Data items
□ □ □ □ □

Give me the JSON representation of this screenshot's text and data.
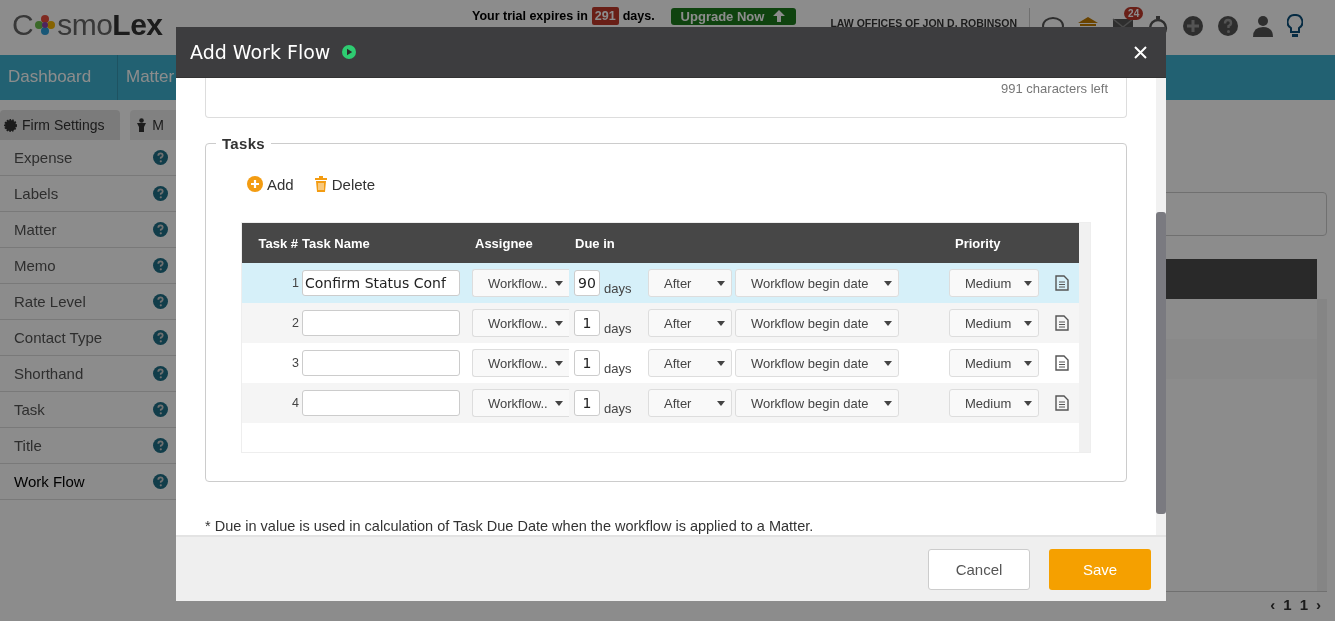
{
  "app_header": {
    "logo": [
      "C",
      "smo**Lex**"
    ],
    "trial_text": "Your trial expires in",
    "trial_days": "291",
    "trial_suffix": "days.",
    "upgrade_button": "Upgrade Now",
    "firm_name": "LAW OFFICES OF JON D. ROBINSON",
    "mail_badge": "24"
  },
  "nav": {
    "items": [
      "Dashboard",
      "Matter"
    ]
  },
  "settings_tabs": [
    {
      "label": "Firm Settings",
      "selected": true
    },
    {
      "label": "M",
      "selected": false
    }
  ],
  "sidebar": {
    "items": [
      {
        "label": "Expense",
        "selected": false
      },
      {
        "label": "Labels",
        "selected": false
      },
      {
        "label": "Matter",
        "selected": false
      },
      {
        "label": "Memo",
        "selected": false
      },
      {
        "label": "Rate Level",
        "selected": false
      },
      {
        "label": "Contact Type",
        "selected": false
      },
      {
        "label": "Shorthand",
        "selected": false
      },
      {
        "label": "Task",
        "selected": false
      },
      {
        "label": "Title",
        "selected": false
      },
      {
        "label": "Work Flow",
        "selected": true
      }
    ]
  },
  "pagination": [
    "‹",
    "1",
    "1",
    "›"
  ],
  "dialog": {
    "title": "Add Work Flow",
    "chars_left": "991 characters left",
    "tasks_legend": "Tasks",
    "toolbar": [
      {
        "kind": "add",
        "label": "Add"
      },
      {
        "kind": "delete",
        "label": "Delete"
      }
    ],
    "table": {
      "columns": [
        "Task #",
        "Task Name",
        "Assignee",
        "Due in",
        "Priority"
      ],
      "rows": [
        {
          "task_number": "1",
          "task_name": "Confirm Status Conf",
          "assignee": "Workflow..",
          "due_in": "90",
          "unit": "days",
          "relation": "After",
          "base": "Workflow begin date",
          "priority": "Medium",
          "selected": true
        },
        {
          "task_number": "2",
          "task_name": "",
          "assignee": "Workflow..",
          "due_in": "1",
          "unit": "days",
          "relation": "After",
          "base": "Workflow begin date",
          "priority": "Medium",
          "selected": false
        },
        {
          "task_number": "3",
          "task_name": "",
          "assignee": "Workflow..",
          "due_in": "1",
          "unit": "days",
          "relation": "After",
          "base": "Workflow begin date",
          "priority": "Medium",
          "selected": false
        },
        {
          "task_number": "4",
          "task_name": "",
          "assignee": "Workflow..",
          "due_in": "1",
          "unit": "days",
          "relation": "After",
          "base": "Workflow begin date",
          "priority": "Medium",
          "selected": false
        }
      ]
    },
    "note": "* Due in value is used in calculation of Task Due Date when the workflow is applied to a Matter.",
    "buttons": [
      {
        "kind": "secondary",
        "label": "Cancel"
      },
      {
        "kind": "primary",
        "label": "Save"
      }
    ]
  }
}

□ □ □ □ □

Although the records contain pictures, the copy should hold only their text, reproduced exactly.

Written solution ->
Give me the JSON representation of this screenshot's text and data.
{
  "app_header": {
    "logo": [
      "C",
      "smo**Lex**"
    ],
    "trial_text": "Your trial expires in",
    "trial_days": "291",
    "trial_suffix": "days.",
    "upgrade_button": "Upgrade Now",
    "firm_name": "LAW OFFICES OF JON D. ROBINSON",
    "mail_badge": "24"
  },
  "nav": {
    "items": [
      "Dashboard",
      "Matter"
    ]
  },
  "settings_tabs": [
    {
      "label": "Firm Settings",
      "selected": true
    },
    {
      "label": "M",
      "selected": false
    }
  ],
  "sidebar": {
    "items": [
      {
        "label": "Expense",
        "selected": false
      },
      {
        "label": "Labels",
        "selected": false
      },
      {
        "label": "Matter",
        "selected": false
      },
      {
        "label": "Memo",
        "selected": false
      },
      {
        "label": "Rate Level",
        "selected": false
      },
      {
        "label": "Contact Type",
        "selected": false
      },
      {
        "label": "Shorthand",
        "selected": false
      },
      {
        "label": "Task",
        "selected": false
      },
      {
        "label": "Title",
        "selected": false
      },
      {
        "label": "Work Flow",
        "selected": true
      }
    ]
  },
  "pagination": [
    "‹",
    "1",
    "1",
    "›"
  ],
  "dialog": {
    "title": "Add Work Flow",
    "chars_left": "991 characters left",
    "tasks_legend": "Tasks",
    "toolbar": [
      {
        "kind": "add",
        "label": "Add"
      },
      {
        "kind": "delete",
        "label": "Delete"
      }
    ],
    "table": {
      "columns": [
        "Task #",
        "Task Name",
        "Assignee",
        "Due in",
        "Priority"
      ],
      "rows": [
        {
          "task_number": "1",
          "task_name": "Confirm Status Conf",
          "assignee": "Workflow..",
          "due_in": "90",
          "unit": "days",
          "relation": "After",
          "base": "Workflow begin date",
          "priority": "Medium",
          "selected": true
        },
        {
          "task_number": "2",
          "task_name": "",
          "assignee": "Workflow..",
          "due_in": "1",
          "unit": "days",
          "relation": "After",
          "base": "Workflow begin date",
          "priority": "Medium",
          "selected": false
        },
        {
          "task_number": "3",
          "task_name": "",
          "assignee": "Workflow..",
          "due_in": "1",
          "unit": "days",
          "relation": "After",
          "base": "Workflow begin date",
          "priority": "Medium",
          "selected": false
        },
        {
          "task_number": "4",
          "task_name": "",
          "assignee": "Workflow..",
          "due_in": "1",
          "unit": "days",
          "relation": "After",
          "base": "Workflow begin date",
          "priority": "Medium",
          "selected": false
        }
      ]
    },
    "note": "* Due in value is used in calculation of Task Due Date when the workflow is applied to a Matter.",
    "buttons": [
      {
        "kind": "secondary",
        "label": "Cancel"
      },
      {
        "kind": "primary",
        "label": "Save"
      }
    ]
  }
}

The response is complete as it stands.